- What you are asked to do
Print each entry in full, word for word, with no pictures in the result.

^^^^^^^^^^^^^^^^

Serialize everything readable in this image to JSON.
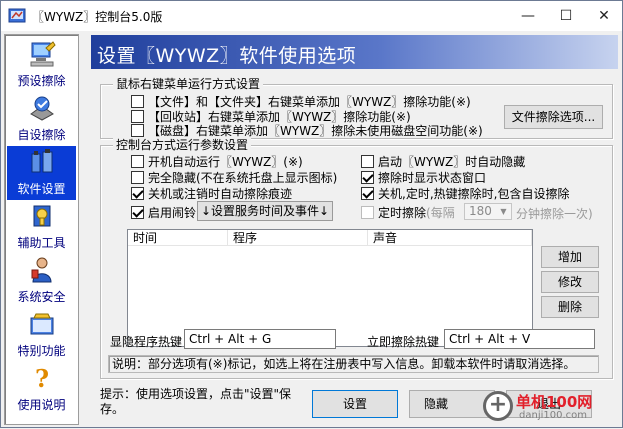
{
  "window": {
    "title": "〖WYWZ〗控制台5.0版",
    "min_glyph": "—",
    "max_glyph": "☐",
    "close_glyph": "✕"
  },
  "sidebar": {
    "items": [
      {
        "label": "预设擦除",
        "icon": "preset-erase-icon",
        "active": false
      },
      {
        "label": "自设擦除",
        "icon": "custom-erase-icon",
        "active": false
      },
      {
        "label": "软件设置",
        "icon": "software-settings-icon",
        "active": true
      },
      {
        "label": "辅助工具",
        "icon": "tools-icon",
        "active": false
      },
      {
        "label": "系统安全",
        "icon": "security-icon",
        "active": false
      },
      {
        "label": "特别功能",
        "icon": "special-feature-icon",
        "active": false
      },
      {
        "label": "使用说明",
        "icon": "help-icon",
        "active": false
      }
    ]
  },
  "banner": {
    "title": "设置〖WYWZ〗软件使用选项"
  },
  "context_menu_group": {
    "legend": "鼠标右键菜单运行方式设置",
    "options": [
      {
        "label": "【文件】和【文件夹】右键菜单添加〖WYWZ〗擦除功能(※)",
        "checked": false
      },
      {
        "label": "【回收站】右键菜单添加〖WYWZ〗擦除功能(※)",
        "checked": false
      },
      {
        "label": "【磁盘】右键菜单添加〖WYWZ〗擦除未使用磁盘空间功能(※)",
        "checked": false
      }
    ],
    "file_erase_button": "文件擦除选项..."
  },
  "console_group": {
    "legend": "控制台方式运行参数设置",
    "left_options": [
      {
        "label": "开机自动运行〖WYWZ〗(※)",
        "checked": false
      },
      {
        "label": "完全隐藏(不在系统托盘上显示图标)",
        "checked": false
      },
      {
        "label": "关机或注销时自动擦除痕迹",
        "checked": true
      },
      {
        "label": "启用闹铃",
        "checked": true
      }
    ],
    "alarm_button": "↓设置服务时间及事件↓",
    "right_options": [
      {
        "label": "启动〖WYWZ〗时自动隐藏",
        "checked": false
      },
      {
        "label": "擦除时显示状态窗口",
        "checked": true
      },
      {
        "label": "关机,定时,热键擦除时,包含自设擦除",
        "checked": true
      }
    ],
    "timed_erase": {
      "label": "定时擦除",
      "prefix": "(每隔",
      "interval": "180",
      "suffix": "分钟擦除一次)",
      "checked": false
    },
    "table": {
      "columns": [
        "时间",
        "程序",
        "声音"
      ]
    },
    "buttons": {
      "add": "增加",
      "edit": "修改",
      "delete": "删除"
    },
    "hotkeys": {
      "show_hide_label": "显隐程序热键",
      "show_hide_value": "Ctrl + Alt + G",
      "erase_now_label": "立即擦除热键",
      "erase_now_value": "Ctrl + Alt + V"
    },
    "note": "说明：部分选项有(※)标记，如选上将在注册表中写入信息。卸载本软件时请取消选择。"
  },
  "footer": {
    "hint": "提示：使用选项设置，点击\"设置\"保存。",
    "set_button": "设置",
    "hide_button": "隐藏",
    "exit_button": "退出"
  },
  "watermark": {
    "text": "单机100网",
    "sub": "danji100.com"
  },
  "colors": {
    "active_nav": "#0a3cd6",
    "banner_start": "#1f3e9c",
    "nav_text": "#00007d"
  }
}
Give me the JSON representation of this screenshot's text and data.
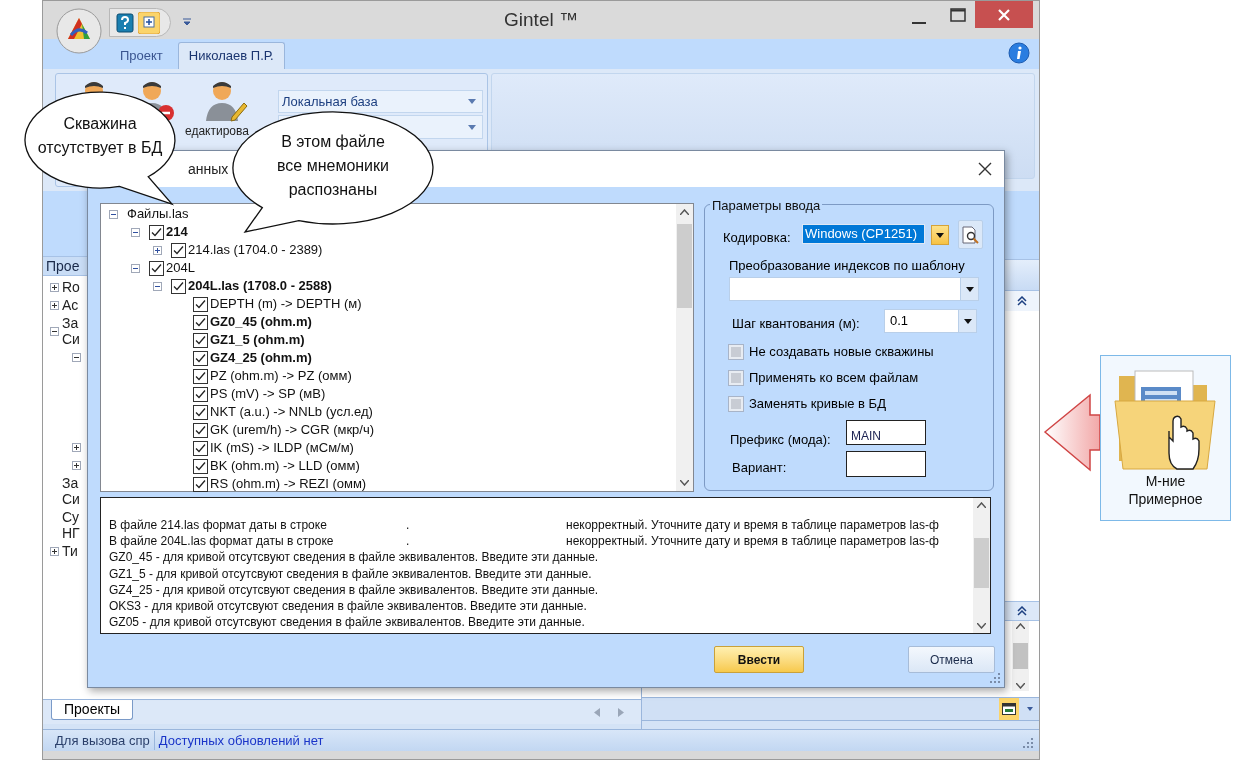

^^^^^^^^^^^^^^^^

- Solution to the exercise
Serialize everything readable in this image to JSON.
{
  "window": {
    "title": "〖WYWZ〗控制台5.0版",
    "min_glyph": "—",
    "max_glyph": "☐",
    "close_glyph": "✕"
  },
  "sidebar": {
    "items": [
      {
        "label": "预设擦除",
        "icon": "preset-erase-icon",
        "active": false
      },
      {
        "label": "自设擦除",
        "icon": "custom-erase-icon",
        "active": false
      },
      {
        "label": "软件设置",
        "icon": "software-settings-icon",
        "active": true
      },
      {
        "label": "辅助工具",
        "icon": "tools-icon",
        "active": false
      },
      {
        "label": "系统安全",
        "icon": "security-icon",
        "active": false
      },
      {
        "label": "特别功能",
        "icon": "special-feature-icon",
        "active": false
      },
      {
        "label": "使用说明",
        "icon": "help-icon",
        "active": false
      }
    ]
  },
  "banner": {
    "title": "设置〖WYWZ〗软件使用选项"
  },
  "context_menu_group": {
    "legend": "鼠标右键菜单运行方式设置",
    "options": [
      {
        "label": "【文件】和【文件夹】右键菜单添加〖WYWZ〗擦除功能(※)",
        "checked": false
      },
      {
        "label": "【回收站】右键菜单添加〖WYWZ〗擦除功能(※)",
        "checked": false
      },
      {
        "label": "【磁盘】右键菜单添加〖WYWZ〗擦除未使用磁盘空间功能(※)",
        "checked": false
      }
    ],
    "file_erase_button": "文件擦除选项..."
  },
  "console_group": {
    "legend": "控制台方式运行参数设置",
    "left_options": [
      {
        "label": "开机自动运行〖WYWZ〗(※)",
        "checked": false
      },
      {
        "label": "完全隐藏(不在系统托盘上显示图标)",
        "checked": false
      },
      {
        "label": "关机或注销时自动擦除痕迹",
        "checked": true
      },
      {
        "label": "启用闹铃",
        "checked": true
      }
    ],
    "alarm_button": "↓设置服务时间及事件↓",
    "right_options": [
      {
        "label": "启动〖WYWZ〗时自动隐藏",
        "checked": false
      },
      {
        "label": "擦除时显示状态窗口",
        "checked": true
      },
      {
        "label": "关机,定时,热键擦除时,包含自设擦除",
        "checked": true
      }
    ],
    "timed_erase": {
      "label": "定时擦除",
      "prefix": "(每隔",
      "interval": "180",
      "suffix": "分钟擦除一次)",
      "checked": false
    },
    "table": {
      "columns": [
        "时间",
        "程序",
        "声音"
      ]
    },
    "buttons": {
      "add": "增加",
      "edit": "修改",
      "delete": "删除"
    },
    "hotkeys": {
      "show_hide_label": "显隐程序热键",
      "show_hide_value": "Ctrl + Alt + G",
      "erase_now_label": "立即擦除热键",
      "erase_now_value": "Ctrl + Alt + V"
    },
    "note": "说明：部分选项有(※)标记，如选上将在注册表中写入信息。卸载本软件时请取消选择。"
  },
  "footer": {
    "hint": "提示：使用选项设置，点击\"设置\"保存。",
    "set_button": "设置",
    "hide_button": "隐藏",
    "exit_button": "退出"
  },
  "watermark": {
    "text": "单机100网",
    "sub": "danji100.com"
  },
  "colors": {
    "active_nav": "#0a3cd6",
    "banner_start": "#1f3e9c",
    "nav_text": "#00007d"
  }
}
Give me the JSON representation of this screenshot's text and data.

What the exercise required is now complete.